--- THE PROBLEM ---
Where a line of the material contains the string "time", copy that line.

--- DATA FOR THIS TASK ---
BEGIN

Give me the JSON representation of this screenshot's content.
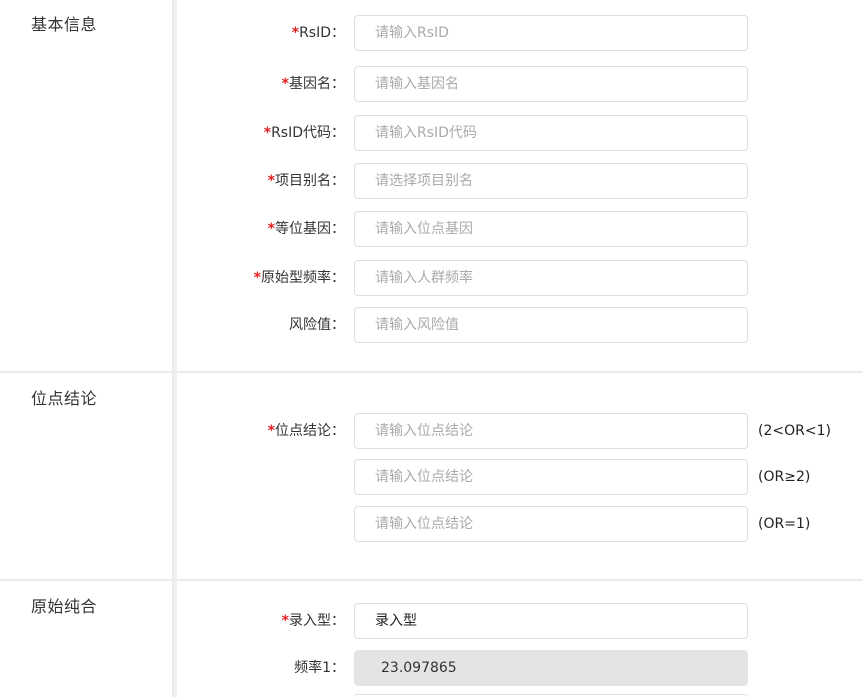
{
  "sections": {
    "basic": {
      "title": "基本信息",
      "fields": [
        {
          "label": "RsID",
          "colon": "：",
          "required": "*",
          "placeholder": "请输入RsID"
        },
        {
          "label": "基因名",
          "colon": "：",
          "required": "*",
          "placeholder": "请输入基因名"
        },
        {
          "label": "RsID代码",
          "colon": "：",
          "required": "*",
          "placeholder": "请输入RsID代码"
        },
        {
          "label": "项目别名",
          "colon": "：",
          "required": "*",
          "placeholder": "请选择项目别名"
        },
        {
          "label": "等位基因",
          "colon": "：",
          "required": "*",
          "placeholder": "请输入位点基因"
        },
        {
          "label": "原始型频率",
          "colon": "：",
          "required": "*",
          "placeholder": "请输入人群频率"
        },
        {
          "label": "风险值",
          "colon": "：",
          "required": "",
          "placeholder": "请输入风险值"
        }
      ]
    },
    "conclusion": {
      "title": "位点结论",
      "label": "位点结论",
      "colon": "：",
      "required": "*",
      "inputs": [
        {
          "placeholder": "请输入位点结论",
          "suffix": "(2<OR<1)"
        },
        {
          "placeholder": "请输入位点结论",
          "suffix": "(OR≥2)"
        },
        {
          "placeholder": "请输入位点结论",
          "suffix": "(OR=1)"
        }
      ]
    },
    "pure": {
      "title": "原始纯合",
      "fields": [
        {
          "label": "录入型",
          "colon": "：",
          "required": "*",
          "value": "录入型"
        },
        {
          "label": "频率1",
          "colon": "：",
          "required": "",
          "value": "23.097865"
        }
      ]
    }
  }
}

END
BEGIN

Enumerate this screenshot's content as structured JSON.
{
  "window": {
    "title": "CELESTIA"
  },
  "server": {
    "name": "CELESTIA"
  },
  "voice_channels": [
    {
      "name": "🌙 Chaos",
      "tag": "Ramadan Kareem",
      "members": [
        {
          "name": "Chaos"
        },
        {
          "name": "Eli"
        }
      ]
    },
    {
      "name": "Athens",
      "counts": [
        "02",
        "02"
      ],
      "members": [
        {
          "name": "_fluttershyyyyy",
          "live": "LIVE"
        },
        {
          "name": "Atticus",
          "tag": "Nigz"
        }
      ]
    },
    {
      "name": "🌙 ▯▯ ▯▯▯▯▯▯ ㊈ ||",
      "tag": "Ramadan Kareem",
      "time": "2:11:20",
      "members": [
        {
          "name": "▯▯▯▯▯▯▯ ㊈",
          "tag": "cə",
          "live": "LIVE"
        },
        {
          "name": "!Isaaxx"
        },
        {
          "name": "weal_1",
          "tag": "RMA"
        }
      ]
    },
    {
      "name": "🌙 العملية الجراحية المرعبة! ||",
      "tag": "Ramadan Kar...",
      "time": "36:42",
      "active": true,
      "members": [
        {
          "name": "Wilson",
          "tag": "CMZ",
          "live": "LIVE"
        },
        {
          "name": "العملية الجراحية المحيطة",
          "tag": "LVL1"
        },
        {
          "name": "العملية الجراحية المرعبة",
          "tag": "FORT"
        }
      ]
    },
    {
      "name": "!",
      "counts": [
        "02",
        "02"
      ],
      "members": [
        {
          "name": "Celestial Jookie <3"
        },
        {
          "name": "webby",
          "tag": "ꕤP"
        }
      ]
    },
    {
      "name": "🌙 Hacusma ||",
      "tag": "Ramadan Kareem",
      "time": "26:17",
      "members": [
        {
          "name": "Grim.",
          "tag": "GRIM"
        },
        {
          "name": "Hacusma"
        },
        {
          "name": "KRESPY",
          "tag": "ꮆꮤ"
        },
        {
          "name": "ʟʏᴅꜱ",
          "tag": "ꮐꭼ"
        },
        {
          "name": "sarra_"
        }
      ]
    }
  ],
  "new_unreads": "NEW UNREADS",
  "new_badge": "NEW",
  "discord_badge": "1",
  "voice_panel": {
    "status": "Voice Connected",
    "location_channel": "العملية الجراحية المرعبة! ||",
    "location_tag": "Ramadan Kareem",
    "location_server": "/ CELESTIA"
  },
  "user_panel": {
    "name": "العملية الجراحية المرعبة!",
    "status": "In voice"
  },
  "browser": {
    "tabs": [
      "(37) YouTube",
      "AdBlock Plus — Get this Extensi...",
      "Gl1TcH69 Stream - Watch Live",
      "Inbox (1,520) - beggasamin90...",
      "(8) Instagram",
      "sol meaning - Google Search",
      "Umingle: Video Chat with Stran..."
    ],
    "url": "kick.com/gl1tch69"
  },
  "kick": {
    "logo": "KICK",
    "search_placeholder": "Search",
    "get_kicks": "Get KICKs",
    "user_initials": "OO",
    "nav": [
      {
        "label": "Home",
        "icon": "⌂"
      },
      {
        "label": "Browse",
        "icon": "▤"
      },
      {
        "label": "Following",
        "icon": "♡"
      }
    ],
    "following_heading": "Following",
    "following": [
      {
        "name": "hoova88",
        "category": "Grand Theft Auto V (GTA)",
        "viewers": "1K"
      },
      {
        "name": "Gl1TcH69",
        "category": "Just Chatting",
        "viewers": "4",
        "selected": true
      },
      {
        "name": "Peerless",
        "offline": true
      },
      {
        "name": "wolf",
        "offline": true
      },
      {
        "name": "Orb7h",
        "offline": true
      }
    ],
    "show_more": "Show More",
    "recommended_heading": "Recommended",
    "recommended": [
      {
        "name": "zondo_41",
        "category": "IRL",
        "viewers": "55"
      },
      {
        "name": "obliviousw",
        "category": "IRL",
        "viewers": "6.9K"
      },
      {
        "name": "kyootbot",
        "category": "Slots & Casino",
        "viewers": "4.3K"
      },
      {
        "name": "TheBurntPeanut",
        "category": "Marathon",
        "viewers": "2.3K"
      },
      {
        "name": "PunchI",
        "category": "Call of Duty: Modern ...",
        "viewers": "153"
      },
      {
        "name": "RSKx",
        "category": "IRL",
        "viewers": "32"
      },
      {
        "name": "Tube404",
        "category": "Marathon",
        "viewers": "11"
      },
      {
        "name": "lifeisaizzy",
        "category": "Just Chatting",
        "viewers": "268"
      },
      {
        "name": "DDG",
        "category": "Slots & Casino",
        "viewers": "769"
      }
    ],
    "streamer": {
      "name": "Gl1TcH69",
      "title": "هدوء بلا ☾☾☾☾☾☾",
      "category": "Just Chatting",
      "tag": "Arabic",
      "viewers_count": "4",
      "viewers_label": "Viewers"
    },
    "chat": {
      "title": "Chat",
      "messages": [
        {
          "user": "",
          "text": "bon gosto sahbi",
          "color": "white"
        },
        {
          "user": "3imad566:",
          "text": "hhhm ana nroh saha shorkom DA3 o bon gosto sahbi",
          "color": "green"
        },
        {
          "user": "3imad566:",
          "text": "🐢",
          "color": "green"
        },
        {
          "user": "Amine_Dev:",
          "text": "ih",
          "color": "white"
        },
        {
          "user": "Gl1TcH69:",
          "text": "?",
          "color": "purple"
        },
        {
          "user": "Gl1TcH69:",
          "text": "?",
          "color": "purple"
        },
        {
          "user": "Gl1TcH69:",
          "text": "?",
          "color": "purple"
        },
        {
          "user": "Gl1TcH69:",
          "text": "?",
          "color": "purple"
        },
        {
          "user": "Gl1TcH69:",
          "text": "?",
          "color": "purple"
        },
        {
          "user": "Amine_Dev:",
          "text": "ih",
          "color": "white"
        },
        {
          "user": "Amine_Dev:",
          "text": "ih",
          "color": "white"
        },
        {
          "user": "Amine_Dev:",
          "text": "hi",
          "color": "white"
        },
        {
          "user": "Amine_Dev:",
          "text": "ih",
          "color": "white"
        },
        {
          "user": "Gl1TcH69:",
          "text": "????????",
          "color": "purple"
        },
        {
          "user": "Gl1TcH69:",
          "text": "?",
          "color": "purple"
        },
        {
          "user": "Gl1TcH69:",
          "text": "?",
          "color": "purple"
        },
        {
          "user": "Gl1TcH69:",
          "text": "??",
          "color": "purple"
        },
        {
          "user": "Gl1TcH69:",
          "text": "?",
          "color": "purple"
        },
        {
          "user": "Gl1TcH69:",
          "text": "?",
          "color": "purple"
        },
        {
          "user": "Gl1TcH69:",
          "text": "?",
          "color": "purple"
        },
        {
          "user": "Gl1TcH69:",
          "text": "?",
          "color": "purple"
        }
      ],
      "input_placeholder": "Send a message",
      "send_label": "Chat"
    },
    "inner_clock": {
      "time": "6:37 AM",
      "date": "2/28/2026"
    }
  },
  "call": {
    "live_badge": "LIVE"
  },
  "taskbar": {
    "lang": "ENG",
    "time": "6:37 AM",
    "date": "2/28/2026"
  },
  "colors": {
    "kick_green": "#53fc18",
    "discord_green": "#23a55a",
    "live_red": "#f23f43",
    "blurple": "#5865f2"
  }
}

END

--- WRITTEN ANSWER ---
      "time": "2:11:20",
      "time": "36:42",
      "time": "26:17",
      "time": "6:37 AM",
    "time": "6:37 AM",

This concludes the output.